INDIANAPOLIS – If you want to go to one of the most conservative places in Indiana where Hoosier Republicanism runs deep, I would recommend Wakarusa.
It's a lovely little town on State Road 19 between Elkhart and Nappanee. It's a place where you can buy great Amish-made furniture, an RV or an apple pie. They have a wonderful maple syrup festival with amazing pancakes. The folks there are friendly and compassionate. It was a place where Elkhart County Republicans would gather at Nelson's Golden Glo Port-a-Pit Hall for the annual Lincoln Day Dinner.
On one occasion, U.S. Sen. Howard Baker of Tennessee, who was a White House aspirant, was the keynoter and didn't have time to finish his delicious plate of chicken. So owner Nelson Gongwer traded his plate, then froze the original dinner. He would show it off to those interested in viewing a presidential campaign diet.
Yes, this is a bastion of conservatism that no one should doubt.
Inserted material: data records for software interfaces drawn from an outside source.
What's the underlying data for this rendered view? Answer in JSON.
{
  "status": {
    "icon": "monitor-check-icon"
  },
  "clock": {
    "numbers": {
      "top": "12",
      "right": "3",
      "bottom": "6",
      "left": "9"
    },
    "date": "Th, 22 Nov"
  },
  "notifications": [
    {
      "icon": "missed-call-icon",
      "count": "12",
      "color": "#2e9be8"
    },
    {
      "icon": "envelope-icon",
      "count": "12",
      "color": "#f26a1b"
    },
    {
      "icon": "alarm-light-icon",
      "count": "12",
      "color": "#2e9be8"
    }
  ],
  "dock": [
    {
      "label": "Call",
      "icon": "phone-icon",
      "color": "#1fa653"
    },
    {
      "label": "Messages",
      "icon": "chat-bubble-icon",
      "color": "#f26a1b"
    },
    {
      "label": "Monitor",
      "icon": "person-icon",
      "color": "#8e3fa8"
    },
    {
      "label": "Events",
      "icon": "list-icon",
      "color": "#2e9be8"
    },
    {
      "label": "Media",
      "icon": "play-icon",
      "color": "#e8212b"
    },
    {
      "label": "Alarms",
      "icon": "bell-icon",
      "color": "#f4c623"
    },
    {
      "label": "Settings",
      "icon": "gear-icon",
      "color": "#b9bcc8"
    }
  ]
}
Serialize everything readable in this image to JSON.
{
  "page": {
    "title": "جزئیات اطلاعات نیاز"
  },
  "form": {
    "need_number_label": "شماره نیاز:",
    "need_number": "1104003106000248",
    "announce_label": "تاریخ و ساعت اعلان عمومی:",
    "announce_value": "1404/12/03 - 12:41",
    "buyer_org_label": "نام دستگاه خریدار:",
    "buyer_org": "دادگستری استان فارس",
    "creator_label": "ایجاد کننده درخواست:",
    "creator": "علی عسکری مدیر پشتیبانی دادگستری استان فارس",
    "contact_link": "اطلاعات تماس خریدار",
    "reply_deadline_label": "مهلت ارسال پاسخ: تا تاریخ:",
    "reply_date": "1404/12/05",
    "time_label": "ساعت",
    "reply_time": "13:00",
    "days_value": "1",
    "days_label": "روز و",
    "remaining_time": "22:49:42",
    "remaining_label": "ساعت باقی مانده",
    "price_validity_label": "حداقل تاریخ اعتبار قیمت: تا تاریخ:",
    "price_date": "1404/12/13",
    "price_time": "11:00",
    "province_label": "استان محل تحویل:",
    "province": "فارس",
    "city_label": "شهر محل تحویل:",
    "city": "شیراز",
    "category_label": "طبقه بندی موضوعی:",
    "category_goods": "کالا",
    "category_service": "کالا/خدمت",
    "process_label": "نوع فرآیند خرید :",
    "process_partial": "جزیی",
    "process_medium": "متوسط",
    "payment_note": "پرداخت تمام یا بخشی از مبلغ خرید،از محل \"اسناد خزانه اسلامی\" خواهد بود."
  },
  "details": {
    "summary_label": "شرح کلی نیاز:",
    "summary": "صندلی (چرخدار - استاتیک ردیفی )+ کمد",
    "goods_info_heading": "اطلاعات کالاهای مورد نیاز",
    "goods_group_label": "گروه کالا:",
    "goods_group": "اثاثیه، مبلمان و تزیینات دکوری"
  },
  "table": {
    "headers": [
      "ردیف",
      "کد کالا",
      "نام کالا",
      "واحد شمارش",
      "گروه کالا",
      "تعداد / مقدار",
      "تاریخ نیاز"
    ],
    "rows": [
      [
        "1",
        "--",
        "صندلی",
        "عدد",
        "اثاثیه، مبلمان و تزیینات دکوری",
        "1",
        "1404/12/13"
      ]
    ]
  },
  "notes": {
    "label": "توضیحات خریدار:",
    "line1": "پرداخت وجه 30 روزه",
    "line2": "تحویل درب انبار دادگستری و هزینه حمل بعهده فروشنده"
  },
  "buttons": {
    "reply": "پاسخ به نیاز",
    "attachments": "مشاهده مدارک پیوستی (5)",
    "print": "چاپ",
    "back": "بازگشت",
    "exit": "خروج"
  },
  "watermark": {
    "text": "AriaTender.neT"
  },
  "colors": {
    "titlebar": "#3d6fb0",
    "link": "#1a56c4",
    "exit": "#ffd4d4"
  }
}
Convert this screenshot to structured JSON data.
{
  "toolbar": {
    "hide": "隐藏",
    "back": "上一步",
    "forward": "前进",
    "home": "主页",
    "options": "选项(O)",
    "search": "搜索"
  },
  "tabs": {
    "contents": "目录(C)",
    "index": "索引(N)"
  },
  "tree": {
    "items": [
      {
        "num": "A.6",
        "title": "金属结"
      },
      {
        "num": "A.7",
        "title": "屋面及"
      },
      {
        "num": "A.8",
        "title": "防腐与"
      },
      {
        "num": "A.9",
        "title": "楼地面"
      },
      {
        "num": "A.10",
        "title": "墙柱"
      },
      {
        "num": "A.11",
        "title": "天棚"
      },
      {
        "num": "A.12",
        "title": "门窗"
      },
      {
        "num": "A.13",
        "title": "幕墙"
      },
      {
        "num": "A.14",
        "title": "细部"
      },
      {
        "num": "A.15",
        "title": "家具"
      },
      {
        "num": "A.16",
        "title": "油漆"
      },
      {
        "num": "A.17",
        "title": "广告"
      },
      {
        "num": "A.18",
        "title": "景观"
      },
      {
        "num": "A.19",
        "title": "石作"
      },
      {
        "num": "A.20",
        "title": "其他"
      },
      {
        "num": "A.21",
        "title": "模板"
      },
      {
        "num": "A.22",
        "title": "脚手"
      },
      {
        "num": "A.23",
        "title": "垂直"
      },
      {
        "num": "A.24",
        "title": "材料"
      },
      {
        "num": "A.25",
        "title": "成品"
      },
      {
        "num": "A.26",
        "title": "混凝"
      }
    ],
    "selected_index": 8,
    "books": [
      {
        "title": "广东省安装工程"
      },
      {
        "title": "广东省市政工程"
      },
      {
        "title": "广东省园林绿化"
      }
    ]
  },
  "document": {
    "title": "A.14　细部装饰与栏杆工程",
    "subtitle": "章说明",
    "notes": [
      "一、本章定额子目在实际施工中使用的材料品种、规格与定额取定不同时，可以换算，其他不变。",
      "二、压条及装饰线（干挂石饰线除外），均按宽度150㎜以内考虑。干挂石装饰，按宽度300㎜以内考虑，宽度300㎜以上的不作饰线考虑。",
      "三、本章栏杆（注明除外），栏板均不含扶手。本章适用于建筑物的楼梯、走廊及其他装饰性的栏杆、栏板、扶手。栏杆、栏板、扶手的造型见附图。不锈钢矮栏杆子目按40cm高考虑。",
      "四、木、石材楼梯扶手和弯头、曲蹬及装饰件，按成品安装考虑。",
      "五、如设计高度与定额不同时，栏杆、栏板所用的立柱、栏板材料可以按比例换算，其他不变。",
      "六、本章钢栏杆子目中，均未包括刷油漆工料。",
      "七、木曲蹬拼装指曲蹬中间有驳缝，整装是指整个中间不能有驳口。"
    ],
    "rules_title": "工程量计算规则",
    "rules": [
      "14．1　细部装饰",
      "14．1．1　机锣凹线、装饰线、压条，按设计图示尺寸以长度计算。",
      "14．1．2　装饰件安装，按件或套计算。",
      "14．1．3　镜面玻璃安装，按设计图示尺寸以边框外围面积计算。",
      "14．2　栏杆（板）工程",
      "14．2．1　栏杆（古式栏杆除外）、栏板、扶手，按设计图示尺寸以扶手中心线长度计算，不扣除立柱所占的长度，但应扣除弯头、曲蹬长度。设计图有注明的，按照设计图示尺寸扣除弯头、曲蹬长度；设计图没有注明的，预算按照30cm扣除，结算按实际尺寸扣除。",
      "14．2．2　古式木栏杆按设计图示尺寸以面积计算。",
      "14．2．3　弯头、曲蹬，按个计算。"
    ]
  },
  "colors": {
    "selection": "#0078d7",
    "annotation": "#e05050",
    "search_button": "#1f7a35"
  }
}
Thus, it caught my attention when on Feb. 4 the Wakarusa Town Board passed a resolution on Gov. Mike Pence's personal property tax repeal. “None of the proposals being considered by the Governor or Indiana General Assembly contemplate any replacement revenues for those revenues they are eliminating via the full or partial elimination of the business personal property tax,” it stated. It further resolved, “that we oppose any proposal to eliminate all or any portion of the business personal property tax without a corresponding replacement revenue stream implemented by the State of Indiana.”
Now, why would the leaders of Wakarusa make such a statement? Because under this repeal, the town stands to lose $132,332, while Elkhart County would lose $60.9 million, or 27.5 percent of its property tax revenue.
What is fascinating is that in Republican strongholds across the state, similar resolutions are passing on city councils at Peru, Portland, Munster, Warsaw, Fairmount, Noblesville, Garrett, Linton, Plainfield, Lebanon and Monticello. County councils have passed resolutions against the repeal in Wabash, Morgan and Hendricks counties. In Noble County, municipalities and county government fashioned a joint resolution against the repeal.
This winter of discontent is festering in the heart of the Hoosier Republican base.
This past week, it was the big city Republican Mayors Greg Ballard in Indianapolis and Lloyd Winnecke of Evansville who generated headlines by pushing back at the GOP governor over the proposal in Senate Bill 1 that would repeal the business property taxes for companies with $25,000 or less in equipment. That price tag comes to $54 million, and that is too much for cities and towns who have already seen massive budget cuts due to the constitutional property tax caps most of y'all passed in the November 2008 election.
All tax cuts are good, right?
I guess, but now you're finding that you can't afford to bus the kids to school, keep the parks maintained, and replace aging squad cars and fire trucks.
Pence announced Tuesday, after meeting with mayors, that he will seek full replacement revenue for local governments from the state. “This would ensure that any reform of this tax does not unduly burden local governments or shift the cost of this tax onto hardworking Hoosiers," Pence said.
Where does the replacement revenue come from? No one knows.
But that seemed to cover just SB1. It doesn’t cover House Bill 1001, which Pence supports and calls for local option income taxes to make up the replacement. The governor does not support replacing that revenue for local governments because it would be “optional,” Pence spokeswoman Christy Denault told the Indy Star.
"Optional" as in "county option income tax." That means the corporations get a tax cut, and the replacement revenue comes out of your paycheck.
Could I find a cooler Republican head?
That would be Senate Appropriations Chairman Luke Kenley, R-Noblesville, who reacted to the Pence replacement scheme by agreeing with me that perhaps it's time to step back and take a comprehensive review of all the tax reform, shifting and repeals we've had since 2008. SB1 calls for a blue ribbon study of the business tax repeal.
“I think he puts one of the difficulties on the table,” Kenley said of Pence’s move. “There’s been a revolution within an evolution as we’ve changed our tax system. The overall system needs a good, thorough review.”
In taking a step back and a time out, Sen. Kenley may be saving his Republican governor the unique Wakarusa experience. I'm not talking about a chicken dinner or a plate of pancakes with homemade syrup, though.
In the native Potawatomi tongue, Wakarusa means "knee deep in mud."
Howey, a former Elkhart Truth reporter, publishes at www.howeypolitics.com.